I jumped at the chance to review an album by a Brisbane band: “Hey, I wonder what’s going on in Brisvegas music these days?” Not because it’s the sweltering subtropical sprawl that gave birth to a handful of internationally revered underground bands. Not because it’s the historically arch-conservative backwater that spawned some of my favourite punk bands. Simply because it’s the land from which I myself sprang, and where I began my lifelong infatuation with independent music.
So here we have Sacred Shrines, and it’s a pleasant surprise to hear such an accomplished chunk of retro-flavoured garage/psych from my old town. I’ve got some catching up to do, to the tune of a previous album, an EP, and a smattering of singles.
As for the current release; my overall impression of Enter The Woods is that it skews towards the poppy end of the psych spectrum; sometimes breezier, sometimes more melancholy; definitely no 10-minute improvised freakouts. In order to say something semi-intelligent about this release, I find myself thinking first about what this doesn’t sound like; it’s not quite like the droning tension of The Black Angels, or the down-tuned stoner-psych rumble of bands like The Well. It’s definitely not the hazy doomy occult sounds of Moon Coven, or the manic R&B freak-outs of Banshee (who I reviewed last year).

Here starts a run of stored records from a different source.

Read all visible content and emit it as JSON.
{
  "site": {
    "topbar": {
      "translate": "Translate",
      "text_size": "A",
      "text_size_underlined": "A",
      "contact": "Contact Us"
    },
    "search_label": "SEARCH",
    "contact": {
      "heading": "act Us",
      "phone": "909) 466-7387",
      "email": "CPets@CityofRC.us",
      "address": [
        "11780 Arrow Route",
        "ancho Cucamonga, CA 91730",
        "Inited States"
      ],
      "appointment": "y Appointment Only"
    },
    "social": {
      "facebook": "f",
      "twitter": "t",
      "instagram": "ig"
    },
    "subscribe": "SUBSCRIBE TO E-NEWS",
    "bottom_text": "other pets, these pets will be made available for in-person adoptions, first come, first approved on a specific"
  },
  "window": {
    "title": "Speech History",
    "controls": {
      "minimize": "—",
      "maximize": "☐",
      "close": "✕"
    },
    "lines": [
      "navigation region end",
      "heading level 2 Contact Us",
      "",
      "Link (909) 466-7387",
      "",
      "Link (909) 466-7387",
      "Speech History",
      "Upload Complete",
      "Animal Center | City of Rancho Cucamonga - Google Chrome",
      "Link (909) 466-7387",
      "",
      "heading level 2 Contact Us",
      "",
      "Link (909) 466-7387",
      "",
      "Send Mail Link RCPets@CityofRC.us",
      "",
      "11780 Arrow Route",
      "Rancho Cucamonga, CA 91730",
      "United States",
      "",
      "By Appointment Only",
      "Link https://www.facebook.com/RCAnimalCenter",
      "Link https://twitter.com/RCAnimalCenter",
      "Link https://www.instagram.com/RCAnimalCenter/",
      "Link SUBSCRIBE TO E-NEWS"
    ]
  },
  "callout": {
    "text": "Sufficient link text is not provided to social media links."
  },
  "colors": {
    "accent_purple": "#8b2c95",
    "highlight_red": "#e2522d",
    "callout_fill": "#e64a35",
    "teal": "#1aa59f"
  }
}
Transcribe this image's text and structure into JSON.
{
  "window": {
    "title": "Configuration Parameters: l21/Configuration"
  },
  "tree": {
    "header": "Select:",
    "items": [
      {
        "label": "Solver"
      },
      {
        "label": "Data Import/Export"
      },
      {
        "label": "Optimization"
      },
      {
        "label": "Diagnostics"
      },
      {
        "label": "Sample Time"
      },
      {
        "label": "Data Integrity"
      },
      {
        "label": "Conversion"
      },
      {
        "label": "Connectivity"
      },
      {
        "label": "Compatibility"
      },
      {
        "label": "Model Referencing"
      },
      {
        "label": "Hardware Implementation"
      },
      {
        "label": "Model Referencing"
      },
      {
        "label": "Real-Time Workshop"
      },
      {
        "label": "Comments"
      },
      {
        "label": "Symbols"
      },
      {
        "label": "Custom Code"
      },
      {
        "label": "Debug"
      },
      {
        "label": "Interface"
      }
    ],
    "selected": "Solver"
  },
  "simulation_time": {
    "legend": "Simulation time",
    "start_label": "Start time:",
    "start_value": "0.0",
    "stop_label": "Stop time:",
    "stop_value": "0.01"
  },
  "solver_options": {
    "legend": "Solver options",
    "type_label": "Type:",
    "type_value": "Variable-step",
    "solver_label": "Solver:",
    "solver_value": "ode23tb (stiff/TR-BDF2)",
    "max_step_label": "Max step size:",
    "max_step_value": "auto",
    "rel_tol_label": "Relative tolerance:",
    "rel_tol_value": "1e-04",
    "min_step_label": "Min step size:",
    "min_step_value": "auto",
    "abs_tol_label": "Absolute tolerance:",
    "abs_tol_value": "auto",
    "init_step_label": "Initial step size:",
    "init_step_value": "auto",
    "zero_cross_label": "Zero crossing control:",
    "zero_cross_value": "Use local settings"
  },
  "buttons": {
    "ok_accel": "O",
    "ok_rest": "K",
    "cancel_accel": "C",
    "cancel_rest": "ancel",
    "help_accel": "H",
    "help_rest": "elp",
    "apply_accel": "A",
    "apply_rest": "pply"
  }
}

Obviously ‘what it isn’t’ only gets us so far – as for what it is; I’m thinking The Piper At The Gates Of Dawn as a starting point, with lashings of grimy ‘90s or ‘00s Dandy Warhols-esque grunge-pop and bombast layered on top. And although I’m characterising this album as generally pop-oriented, there’s enough darkness and gloomy flavours (that sometimes feel a little like goth rock, and occasionally even the earliest proto-punk ala The Sonics) to keep it interesting.
a rich and syrupy slab of psych-rock-pop…
The album begins with short and suitably lysergic intro tune Enter The Woods, before kicking into the insistent groove and faintly middle-eastern feel of Trail To Find. It disappears in a shimmering haze, to be replaced by Front Row Future, a raucous and thumping tune that Iggy would be proud to call his own.
From here the band continue to explore different territories. They’re in somewhat upbeat territory with Paint The Sky, and positively summery with Keep All The Sunshine, a tune that feels like it should have been a big mainstream hit in 1997. In tunes like Take The Fall or Stranger, they deliver darker Eskimo Joe or Placebo pop-rock flavours, dense and catchy. Shadow Man is melancholy, and Never Far From Where We Are is positively languid, even George Harrison-esque. (Is that a magpie I hear in the background, or is it a butcher bird?) The album is nicely bookended by the swirling, dreamy textures of Pass Like A Parade. I can’t pick many lyrics, but it seems conceptually fitting too.
This is good stuff – there’s tough, driving rhythms, shimmering, hazy textures, and plenty of pop hooks, with a bit of grunt. The lead vocals vary from moaning to howling and are often deftly balanced with sweet harmony vocals. You could listen to this as the background to your mundane activities, or you could equally crank up the volume and immerse yourself in a rich and syrupy slab of psych-rock-pop.
Scribed by: Rob Bryant